But in July and August 2012, documents reviewed by Fox News show there were at least two emergency meetings in Benghazi about security, and one cable signed by Stevens and addressed to Clinton’s office foreshadowed how the four Americans would die.
Summarizing an Aug. 15, 2012, emergency meeting convened by the U.S. mission in Benghazi, the Aug. 16 cable marked "SECRET" said that the State Department's senior security officer, also known as the RSO, did not believe the consulate could be protected.
"RSO (Regional Security Officer) expressed concerns with the ability to defend Post in the event of a coordinated attack due to limited manpower, security measures, weapons capabilities, host nation support, and the overall size of the compound," the cable said.
According to a review of the cable, the Emergency Action Committee was also briefed "on the location of approximately ten Islamist militias and AQ training camps within Benghazi -- these groups ran the spectrum from Islamist militias, such as the QRF Brigade and Ansar al-Sharia, to 'Takfirist thugs.'" Each U.S. mission has a so-called Emergency Action Committee that is responsible for security measures and emergency planning.
In addition to describing the security situation in Benghazi as "trending negatively," the cable said explicitly that the mission would ask for more help. "In light of the uncertain security environment, US Mission Benghazi will submit specific requests to US Embassy Tripoli for additional physical security upgrades and staffing needs by separate cover."
Clinton told Rep. Michael McCaul, R-Texas, during congressional testimony in January 2013: "That cable did not come to my attention. I have made it very clear that the security cables did not come to my attention or above the assistant secretary level -- 1.43 million cables a year come to the State Department. They are all addressed to me. They do not all come to me. They are reported through the bureaucracy."
But the warnings contained in the August cable were deemed so significant that they were brought to the attention of Clinton's Cabinet colleagues, including then-Defense Secretary Leon Panetta and Chairman of the Joint Chiefs Gen. Martin Dempsey, as well as Gen. Carter Ham, the former head of the African command.
"So you were aware that Ambassador Stevens, of his cable, that said that the consulate could not withstand a coordinated attack -- is that right?" Sen. Kelly Ayotte, R-N.H., asked during the January hearing.
"Yeah, I was aware of the communication back to the State Department,"Dempsey replied.
Panetta added: "And to deal with that -- I mean, that's not our responsibility, frankly, that's the State Department's responsibility.”
Under aggressive questioning by Sen. Lindsey Graham, R-S.C., Dempsey said: "I would call myself surprised that [Clinton] didn't" know about it."
Sen. Saxby Chambliss, R-Ga., ranking Republican the Senate intelligence committee, which issued a bipartisan report on the Benghazi attack in January, told Fox News that the State Department blocked access to the August classified cable until the eleventh hour.

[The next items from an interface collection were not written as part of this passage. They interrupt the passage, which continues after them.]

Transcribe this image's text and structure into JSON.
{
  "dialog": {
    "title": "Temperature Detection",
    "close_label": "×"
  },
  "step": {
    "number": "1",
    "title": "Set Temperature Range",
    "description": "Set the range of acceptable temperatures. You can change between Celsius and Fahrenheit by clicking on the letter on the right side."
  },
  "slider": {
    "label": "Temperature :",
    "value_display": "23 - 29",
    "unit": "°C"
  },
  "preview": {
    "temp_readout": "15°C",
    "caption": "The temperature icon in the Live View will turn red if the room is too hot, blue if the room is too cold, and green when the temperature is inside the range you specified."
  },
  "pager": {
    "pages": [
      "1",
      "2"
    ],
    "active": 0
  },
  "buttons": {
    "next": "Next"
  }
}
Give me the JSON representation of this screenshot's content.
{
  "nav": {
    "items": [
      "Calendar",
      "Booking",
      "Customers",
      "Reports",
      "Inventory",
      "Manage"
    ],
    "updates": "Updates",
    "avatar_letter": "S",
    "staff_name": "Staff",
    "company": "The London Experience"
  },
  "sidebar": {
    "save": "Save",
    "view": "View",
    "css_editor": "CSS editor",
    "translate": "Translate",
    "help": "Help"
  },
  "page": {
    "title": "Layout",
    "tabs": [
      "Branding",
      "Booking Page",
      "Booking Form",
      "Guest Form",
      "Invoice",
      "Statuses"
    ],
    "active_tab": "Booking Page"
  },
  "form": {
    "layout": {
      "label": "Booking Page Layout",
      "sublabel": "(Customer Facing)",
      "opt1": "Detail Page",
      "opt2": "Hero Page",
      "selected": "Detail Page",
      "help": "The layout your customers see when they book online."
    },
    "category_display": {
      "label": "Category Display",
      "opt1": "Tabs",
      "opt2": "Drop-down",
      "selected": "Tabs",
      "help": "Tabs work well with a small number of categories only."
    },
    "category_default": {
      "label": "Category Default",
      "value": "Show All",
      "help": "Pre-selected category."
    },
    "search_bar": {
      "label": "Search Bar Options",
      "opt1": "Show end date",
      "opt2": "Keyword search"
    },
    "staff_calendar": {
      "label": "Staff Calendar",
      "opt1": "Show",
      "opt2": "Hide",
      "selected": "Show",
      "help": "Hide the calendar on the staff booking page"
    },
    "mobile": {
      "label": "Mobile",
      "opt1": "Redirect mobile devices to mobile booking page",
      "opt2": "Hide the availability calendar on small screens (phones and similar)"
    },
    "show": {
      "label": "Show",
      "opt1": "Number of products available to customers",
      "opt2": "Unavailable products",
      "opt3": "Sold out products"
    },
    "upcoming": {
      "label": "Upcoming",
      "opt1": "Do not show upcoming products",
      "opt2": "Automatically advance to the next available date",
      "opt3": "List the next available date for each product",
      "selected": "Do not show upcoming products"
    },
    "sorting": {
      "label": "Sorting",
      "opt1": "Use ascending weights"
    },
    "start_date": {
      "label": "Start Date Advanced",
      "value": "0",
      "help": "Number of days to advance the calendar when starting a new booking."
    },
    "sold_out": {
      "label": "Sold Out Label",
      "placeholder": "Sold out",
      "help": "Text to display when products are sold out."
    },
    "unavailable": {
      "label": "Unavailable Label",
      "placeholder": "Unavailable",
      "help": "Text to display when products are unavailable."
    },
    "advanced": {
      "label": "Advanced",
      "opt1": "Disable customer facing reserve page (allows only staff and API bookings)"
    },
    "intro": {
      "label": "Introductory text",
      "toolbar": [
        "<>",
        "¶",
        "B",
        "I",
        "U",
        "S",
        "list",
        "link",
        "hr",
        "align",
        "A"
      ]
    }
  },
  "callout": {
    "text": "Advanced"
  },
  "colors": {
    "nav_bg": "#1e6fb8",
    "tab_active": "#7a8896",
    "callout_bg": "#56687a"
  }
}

In “Hard Choices,” Clinton states the CIA operation was so “secret” that it took weeks before the role of Ty Woods and Glenn Doherty could be publicly discussed because they were agency contractors. Clinton does not offer specifics about the relationship between the State Department and CIA in Benghazi.
The head of the newly appointed Benghazi Select Committee, Rep.Trey Gowdy , R-S.C., has indicated he wants a fuller explanation of the dynamic, and why the State Department stayed in eastern Libya when other Western nations had left.